Tunnel border crossings
Surely in the informative category is the underground border crossing between Austria and Germany. Housed at the Salzbergwerk in Hallein, a salt mine operating since 1517, one can learn about the salt mine that gave Salzburg its name before crossing the border. Actually, people taking the tour have to cross the border into Germany and then back again into Austria because the salt mine area is so large. And that's not to be taken with a pinch of salt.
How could any tour of borders and borders crossings be complete without talking about illegal border crossing attempts?
One of the most incredible stories must be the one of a tunnel dug by West Berlin students in 1964 who wanted to get their girlfriends and other friends and acquaintances out of East Berlin, after their street, Bernauer Strasse, was divided right through the middle by the border demarcation, later to become the Berlin Wall. So they started digging a 145-m long tunnel from East to West. The image below shows the tunnel entrance (Eingang) under a defunct East German bakery at Bernauer Strasse, and the exit (Tunnelausgang) just a few blocks away in the basement of a private house in West Berlin. Postenstand marks the location of East German watchmen who had orders to shoot anyone trying to flee into West Berlin.
The tunnel was ultimately found out and destroyed but only after helping dozens escape to their friends and relatives in the West. The area today is a historical site and many guided tours take place that explain the dramatic history of the street.
The Casa del Tunel Art Center in Tijuana, Mexico went even further: It used the site of an illegal tunnel that started from the basement of a private house – and is now a museum – and ended across the U.S.-Mexican border in a San Ysidro parking lot. The museum is also an international community centre that promotes and facilitates borderless art.

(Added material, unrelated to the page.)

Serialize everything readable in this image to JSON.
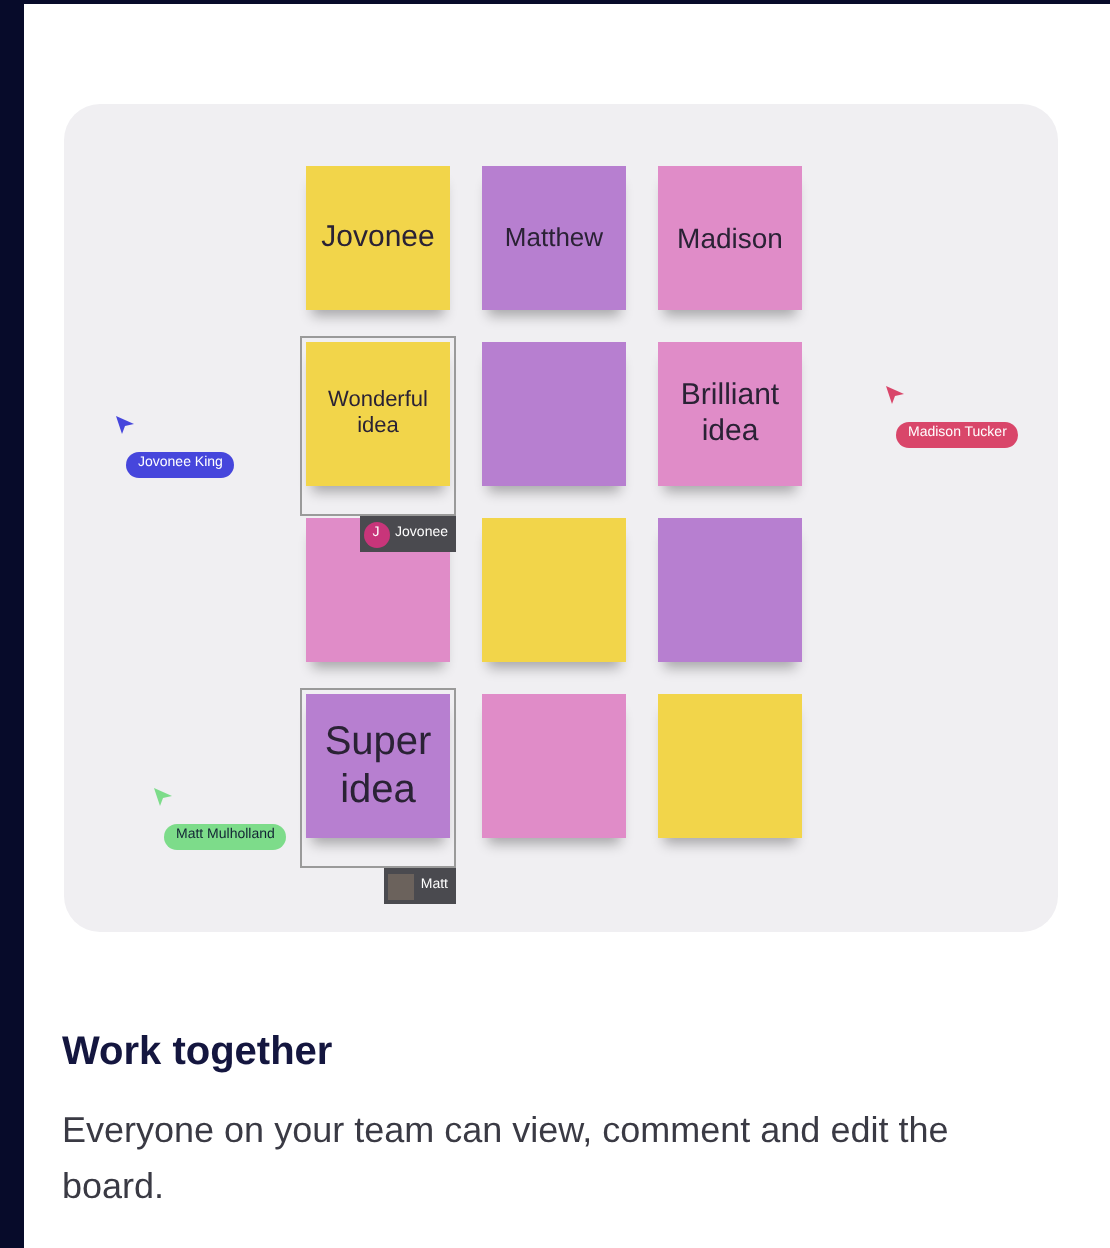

The Casa del Tunel Art Center in Tijuana, Mexico at sunset:
The illegal drug tunnel between Tijuana and San Diego from which the museum originates:

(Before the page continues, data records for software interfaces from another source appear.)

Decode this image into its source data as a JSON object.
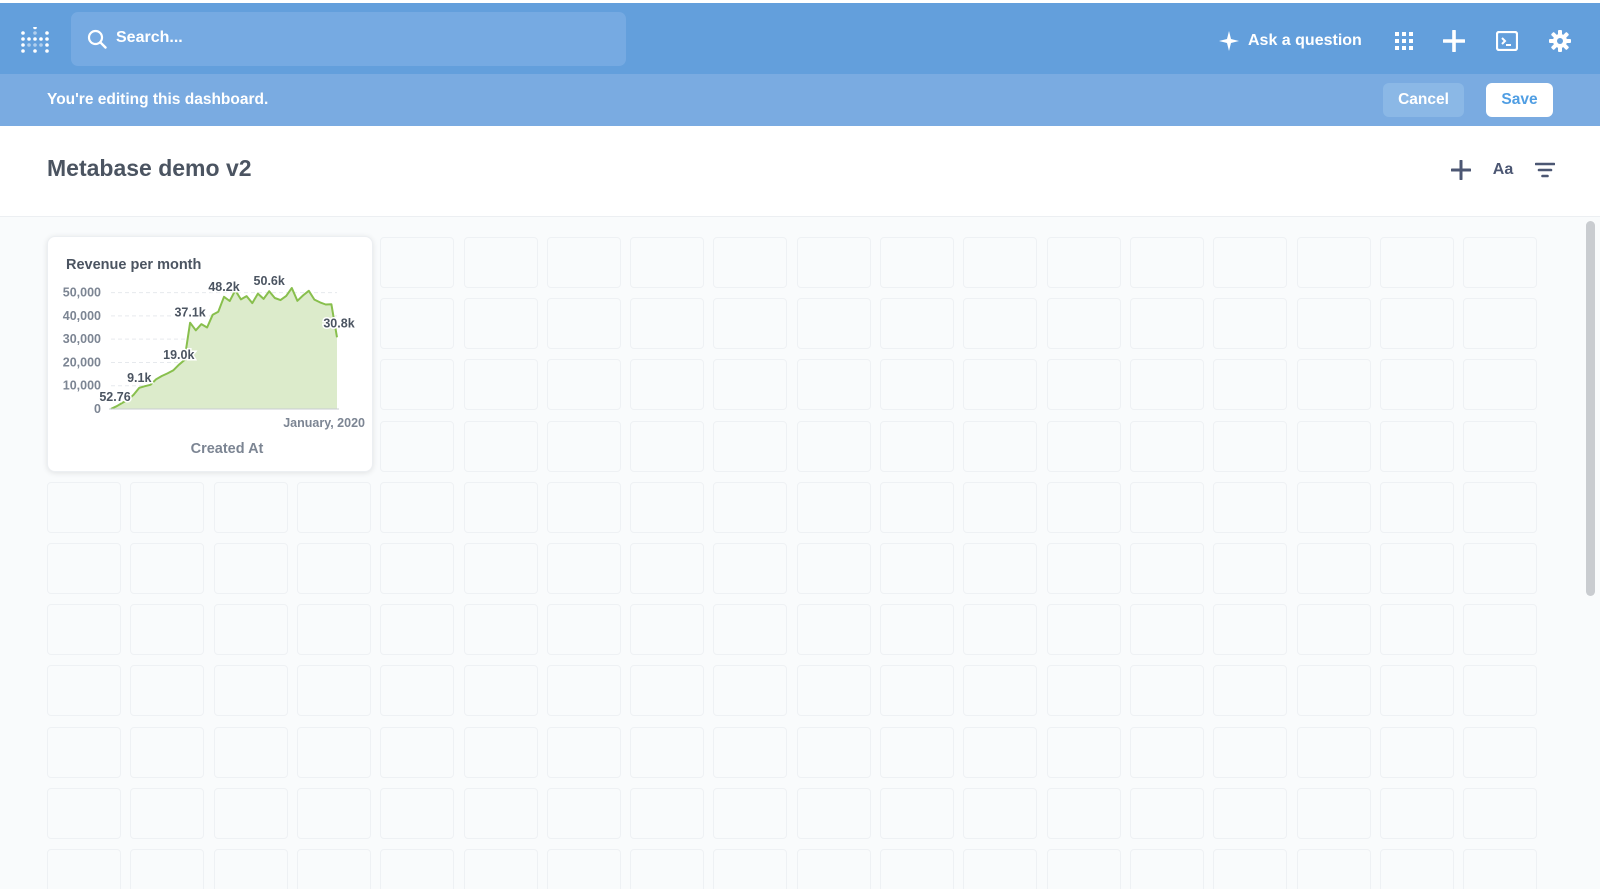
{
  "header": {
    "search_placeholder": "Search...",
    "ask_label": "Ask a question",
    "icons": [
      "metabase-logo-icon",
      "search-icon",
      "sparkle-icon",
      "grid-icon",
      "plus-icon",
      "terminal-icon",
      "gear-icon"
    ]
  },
  "edit_banner": {
    "message": "You're editing this dashboard.",
    "cancel_label": "Cancel",
    "save_label": "Save"
  },
  "dashboard": {
    "title": "Metabase demo v2",
    "text_button_label": "Aa",
    "icons": [
      "add-card-icon",
      "filter-icon"
    ]
  },
  "card": {
    "title": "Revenue per month",
    "xlabel": "Created At",
    "x_tick": "January, 2020",
    "y_ticks": [
      "50,000",
      "40,000",
      "30,000",
      "20,000",
      "10,000",
      "0"
    ]
  },
  "chart_data": {
    "type": "area",
    "title": "Revenue per month",
    "xlabel": "Created At",
    "ylabel": "",
    "ylim": [
      0,
      55000
    ],
    "color": "#88bf4d",
    "fill": "#dcebcb",
    "values": [
      52.76,
      1200,
      2600,
      4000,
      6100,
      9100,
      9800,
      10400,
      12800,
      14200,
      15300,
      16600,
      19000,
      21000,
      37100,
      33800,
      36500,
      35000,
      40500,
      41800,
      48200,
      46400,
      51000,
      47100,
      48500,
      45500,
      49600,
      47300,
      50600,
      47700,
      46800,
      48600,
      52000,
      46500,
      48800,
      50800,
      47000,
      45800,
      44900,
      45000,
      30800
    ],
    "data_labels": [
      {
        "index": 0,
        "label": "52.76"
      },
      {
        "index": 5,
        "label": "9.1k"
      },
      {
        "index": 12,
        "label": "19.0k"
      },
      {
        "index": 14,
        "label": "37.1k"
      },
      {
        "index": 20,
        "label": "48.2k"
      },
      {
        "index": 28,
        "label": "50.6k"
      },
      {
        "index": 40,
        "label": "30.8k"
      }
    ]
  }
}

Sea and lighthouse border crossings
Despite sharing a long water border through the Strait of Gibraltar, Spain and Morocco also share a coastal land border around the autonomous Spanish cities of Ceuta and Melilla in North Africa. The border consists of two parallel 3m-high (10 ft) fences topped with barbed wire, constructed by Spain to stop illegal immigration and smuggling. However, Morocco does not recognize Spanish sovereignty in North Africa.
Here's the lit-up Spanish-Moroccon border in Ceuta on the North African coast:
Desert border crossings
The gates to the Western Saharan city of Tan Tan in Morocco cannot be called an international border, but surely are a gateway to the desert:
How about standing with one leg in the Netherlands and one in Belgium while sipping a cappuccino? No problem in this Belgian, er, Dutch border café in Baarle-Nassau.
Netherlands to the left, Belgium to the right at this Dutch cafe:
Mountain border crossings
This gate at the beginning of the 3900-m-high Torugart Pass, marking the border between Kyrgyzstan and China, surely falls into the beautiful category. Don't miss the line of waiting trucks on the left.
Doesn't the Torugart Pass gate look straight out of Lord of the Rings?
A U.S. soldier standing watch at Torkham Gate at the border of Pakistan and Afghanistan:
Lesotho is not only completely landlocked by South Africa, like an island state settled within another country, it is also the world's highest state at 1,400 m (4,593 ft) to 1,800 m (5,900 ft) in elevation.
A Lesotho border hut at the border to South Africa:
This scenic spot in the Swiss and Italian Alps is the Margherita hut on the summit of Signalkuppe, a 4,559m-tall (14,954 ft) mountain marking the border between Switzerland and Italy: